In the entries below, work out how many lines include "River", and write only that number.

______

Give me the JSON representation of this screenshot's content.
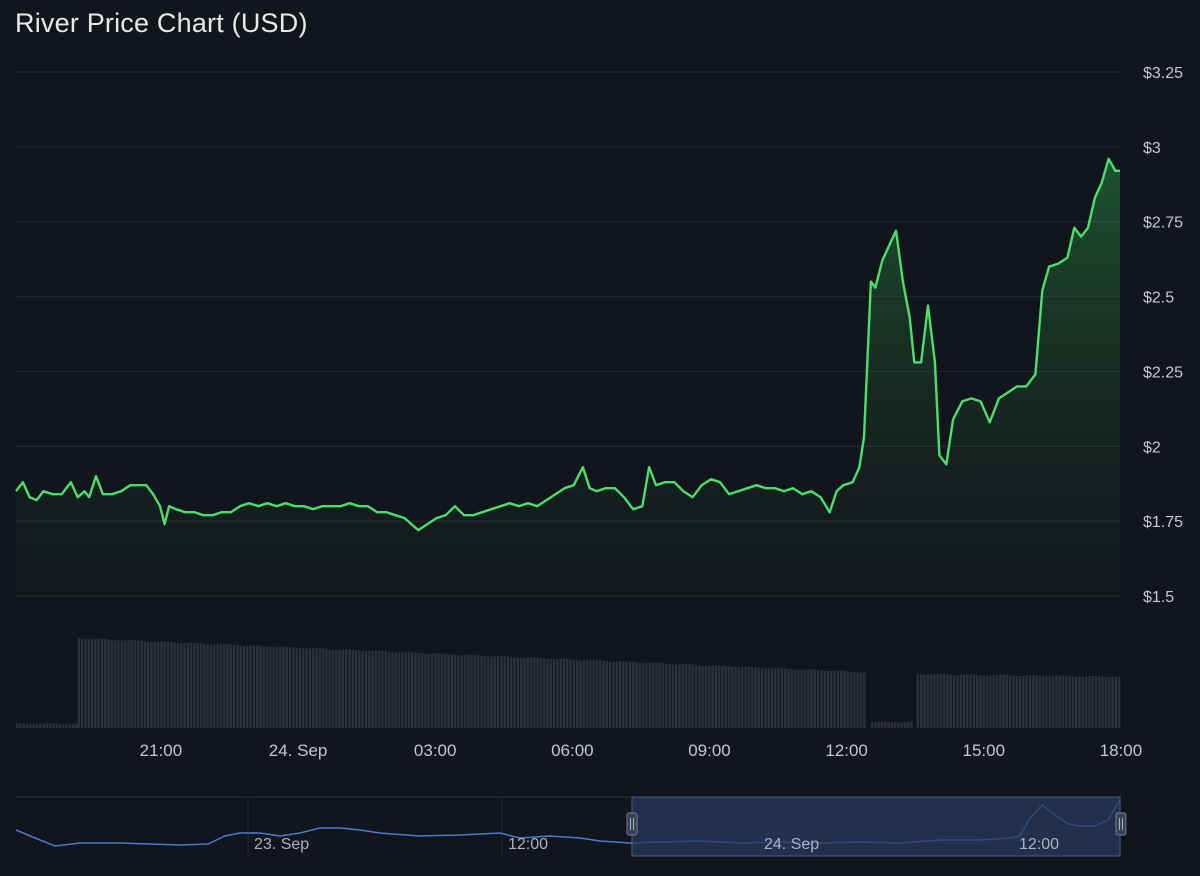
{
  "title": "River Price Chart (USD)",
  "colors": {
    "background": "#12161c",
    "grid": "#262b33",
    "price_line": "#4ade6c",
    "volume_bar": "#2a313c",
    "navigator_line": "#4d79c9",
    "navigator_selection": "#2a3a5c"
  },
  "chart_data": {
    "type": "line",
    "title": "River Price Chart (USD)",
    "y_axis": {
      "range": [
        1.5,
        3.25
      ],
      "tick_labels": [
        "$3.25",
        "$3",
        "$2.75",
        "$2.5",
        "$2.25",
        "$2",
        "$1.75",
        "$1.5"
      ],
      "tick_values": [
        3.25,
        3.0,
        2.75,
        2.5,
        2.25,
        2.0,
        1.75,
        1.5
      ]
    },
    "x_axis": {
      "range": [
        "23 Sep 17:50",
        "24 Sep 18:00"
      ],
      "tick_labels": [
        "21:00",
        "24. Sep",
        "03:00",
        "06:00",
        "09:00",
        "12:00",
        "15:00",
        "18:00"
      ],
      "tick_hours": [
        3.17,
        6.17,
        9.17,
        12.17,
        15.17,
        18.17,
        21.17,
        24.17
      ]
    },
    "grid": true,
    "series": [
      {
        "values_hour_offset_from_start": [
          [
            0.0,
            1.85
          ],
          [
            0.15,
            1.88
          ],
          [
            0.3,
            1.83
          ],
          [
            0.45,
            1.82
          ],
          [
            0.6,
            1.85
          ],
          [
            0.8,
            1.84
          ],
          [
            1.0,
            1.84
          ],
          [
            1.2,
            1.88
          ],
          [
            1.35,
            1.83
          ],
          [
            1.5,
            1.85
          ],
          [
            1.6,
            1.83
          ],
          [
            1.75,
            1.9
          ],
          [
            1.9,
            1.84
          ],
          [
            2.1,
            1.84
          ],
          [
            2.3,
            1.85
          ],
          [
            2.5,
            1.87
          ],
          [
            2.65,
            1.87
          ],
          [
            2.85,
            1.87
          ],
          [
            3.0,
            1.84
          ],
          [
            3.15,
            1.8
          ],
          [
            3.25,
            1.74
          ],
          [
            3.35,
            1.8
          ],
          [
            3.5,
            1.79
          ],
          [
            3.7,
            1.78
          ],
          [
            3.9,
            1.78
          ],
          [
            4.1,
            1.77
          ],
          [
            4.3,
            1.77
          ],
          [
            4.5,
            1.78
          ],
          [
            4.7,
            1.78
          ],
          [
            4.9,
            1.8
          ],
          [
            5.1,
            1.81
          ],
          [
            5.3,
            1.8
          ],
          [
            5.5,
            1.81
          ],
          [
            5.7,
            1.8
          ],
          [
            5.9,
            1.81
          ],
          [
            6.1,
            1.8
          ],
          [
            6.3,
            1.8
          ],
          [
            6.5,
            1.79
          ],
          [
            6.7,
            1.8
          ],
          [
            6.9,
            1.8
          ],
          [
            7.1,
            1.8
          ],
          [
            7.3,
            1.81
          ],
          [
            7.5,
            1.8
          ],
          [
            7.7,
            1.8
          ],
          [
            7.9,
            1.78
          ],
          [
            8.1,
            1.78
          ],
          [
            8.3,
            1.77
          ],
          [
            8.5,
            1.76
          ],
          [
            8.65,
            1.74
          ],
          [
            8.8,
            1.72
          ],
          [
            9.0,
            1.74
          ],
          [
            9.2,
            1.76
          ],
          [
            9.4,
            1.77
          ],
          [
            9.6,
            1.8
          ],
          [
            9.8,
            1.77
          ],
          [
            10.0,
            1.77
          ],
          [
            10.2,
            1.78
          ],
          [
            10.4,
            1.79
          ],
          [
            10.6,
            1.8
          ],
          [
            10.8,
            1.81
          ],
          [
            11.0,
            1.8
          ],
          [
            11.2,
            1.81
          ],
          [
            11.4,
            1.8
          ],
          [
            11.6,
            1.82
          ],
          [
            11.8,
            1.84
          ],
          [
            12.0,
            1.86
          ],
          [
            12.2,
            1.87
          ],
          [
            12.4,
            1.93
          ],
          [
            12.55,
            1.86
          ],
          [
            12.7,
            1.85
          ],
          [
            12.9,
            1.86
          ],
          [
            13.1,
            1.86
          ],
          [
            13.3,
            1.83
          ],
          [
            13.5,
            1.79
          ],
          [
            13.7,
            1.8
          ],
          [
            13.85,
            1.93
          ],
          [
            14.0,
            1.87
          ],
          [
            14.2,
            1.88
          ],
          [
            14.4,
            1.88
          ],
          [
            14.6,
            1.85
          ],
          [
            14.8,
            1.83
          ],
          [
            15.0,
            1.87
          ],
          [
            15.2,
            1.89
          ],
          [
            15.4,
            1.88
          ],
          [
            15.6,
            1.84
          ],
          [
            15.8,
            1.85
          ],
          [
            16.0,
            1.86
          ],
          [
            16.2,
            1.87
          ],
          [
            16.4,
            1.86
          ],
          [
            16.6,
            1.86
          ],
          [
            16.8,
            1.85
          ],
          [
            17.0,
            1.86
          ],
          [
            17.2,
            1.84
          ],
          [
            17.4,
            1.85
          ],
          [
            17.6,
            1.83
          ],
          [
            17.8,
            1.78
          ],
          [
            17.95,
            1.85
          ],
          [
            18.1,
            1.87
          ],
          [
            18.3,
            1.88
          ],
          [
            18.45,
            1.93
          ],
          [
            18.55,
            2.03
          ],
          [
            18.7,
            2.55
          ],
          [
            18.8,
            2.53
          ],
          [
            18.95,
            2.62
          ],
          [
            19.1,
            2.67
          ],
          [
            19.25,
            2.72
          ],
          [
            19.4,
            2.55
          ],
          [
            19.55,
            2.43
          ],
          [
            19.65,
            2.28
          ],
          [
            19.8,
            2.28
          ],
          [
            19.95,
            2.47
          ],
          [
            20.1,
            2.28
          ],
          [
            20.2,
            1.97
          ],
          [
            20.35,
            1.94
          ],
          [
            20.5,
            2.09
          ],
          [
            20.7,
            2.15
          ],
          [
            20.9,
            2.16
          ],
          [
            21.1,
            2.15
          ],
          [
            21.3,
            2.08
          ],
          [
            21.5,
            2.16
          ],
          [
            21.7,
            2.18
          ],
          [
            21.9,
            2.2
          ],
          [
            22.1,
            2.2
          ],
          [
            22.3,
            2.24
          ],
          [
            22.45,
            2.52
          ],
          [
            22.6,
            2.6
          ],
          [
            22.8,
            2.61
          ],
          [
            23.0,
            2.63
          ],
          [
            23.15,
            2.73
          ],
          [
            23.3,
            2.7
          ],
          [
            23.45,
            2.73
          ],
          [
            23.6,
            2.83
          ],
          [
            23.75,
            2.88
          ],
          [
            23.9,
            2.96
          ],
          [
            24.05,
            2.92
          ],
          [
            24.15,
            2.92
          ]
        ]
      }
    ],
    "volume": {
      "segments": [
        {
          "from_hour": 0.0,
          "to_hour": 1.3,
          "level": 0.04
        },
        {
          "from_hour": 1.35,
          "to_hour": 18.6,
          "level_start": 0.97,
          "level_end": 0.6
        },
        {
          "from_hour": 18.7,
          "to_hour": 19.6,
          "level": 0.06
        },
        {
          "from_hour": 19.7,
          "to_hour": 24.15,
          "level_start": 0.58,
          "level_end": 0.55
        }
      ]
    },
    "navigator": {
      "tick_labels": [
        "23. Sep",
        "12:00",
        "24. Sep",
        "12:00"
      ],
      "selection": "24 Sep (last ~24 hours)"
    }
  }
}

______

| Worked solution |
2